  23. ^ a b Webster, Paul (16 September 2002). "Egypt's last queen ousted from palatial Parisian apartment". The Guardian. Retrieved 11 December 2022.
  24. ^ "Je suis le dernier roi d'Égypte". L'Illustré. Archived from the original on 28 January 2016. Retrieved 17 July 2018.
  25. ^ "Egyptians are disgruntled with President Abdel-Fattah al-Sisi". The Economist. 15 June 2023. Retrieved 25 October 2023. Even the 71-year-old Ahmed Fouad, the son of the late King Farouk who resides in Switzerland and speaks broken Arabic, is occasionally mentioned.
  26. ^ Montgomery-Massingberd, Hugh, ed. (1980). "The French Ancestry of King Farouk of Egypt". Burke's Royal Families of the World. Vol. II: Africa & the Middle East.
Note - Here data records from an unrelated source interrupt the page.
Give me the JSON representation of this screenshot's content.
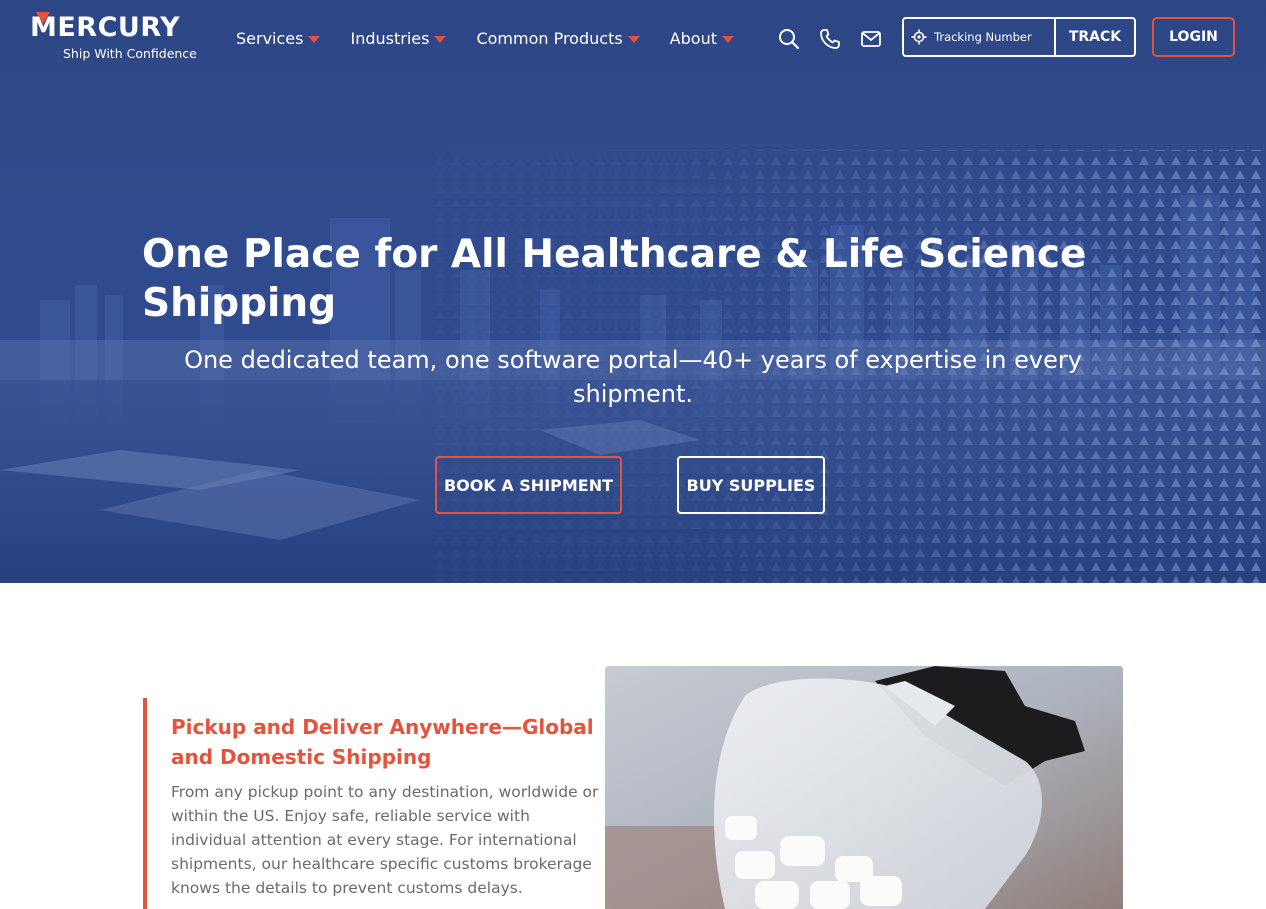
{
  "brand": {
    "name": "MERCURY",
    "tagline": "Ship With Confidence",
    "accent_color": "#e5533d",
    "hero_color": "#2f4a8f"
  },
  "nav": {
    "items": [
      {
        "label": "Services"
      },
      {
        "label": "Industries"
      },
      {
        "label": "Common Products"
      },
      {
        "label": "About"
      }
    ]
  },
  "header": {
    "icons": [
      "search-icon",
      "phone-icon",
      "mail-icon"
    ],
    "tracking": {
      "placeholder": "Tracking Number",
      "button_label": "TRACK"
    },
    "login_label": "LOGIN"
  },
  "hero": {
    "title": "One Place for All Healthcare & Life Science Shipping",
    "subtitle": "One dedicated team, one software portal—40+ years of expertise in every shipment.",
    "book_label": "BOOK A SHIPMENT",
    "buy_label": "BUY SUPPLIES"
  },
  "feature": {
    "title": "Pickup and Deliver Anywhere—Global and Domestic Shipping",
    "body": "From any pickup point to any destination, worldwide or within the US. Enjoy safe, reliable service with individual attention at every stage. For international shipments, our healthcare specific customs brokerage knows the details to prevent customs delays."
  }
}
London: Burke's Peerage. p. 287. ISBN 978-0-85011-029-6. OCLC 18496936.

Further reading edit

External links edit

Fuad II of Egypt
Born: 16 January 1952
Regnal titles
Preceded by King of Egypt and the Sudan
26 July 1952 – 18 June 1953
Succeeded byas President of Egypt
Egyptian royalty
Preceded by Prince of the Sa'id
16 January 1952 – 26 July 1952
Title next held by
Muhammad Ali
Titles in pretence
Loss of title
Monarchy abolished
King of Egypt and the Sudan
18 June 1953 – present
Heir apparent:
Muhammad Ali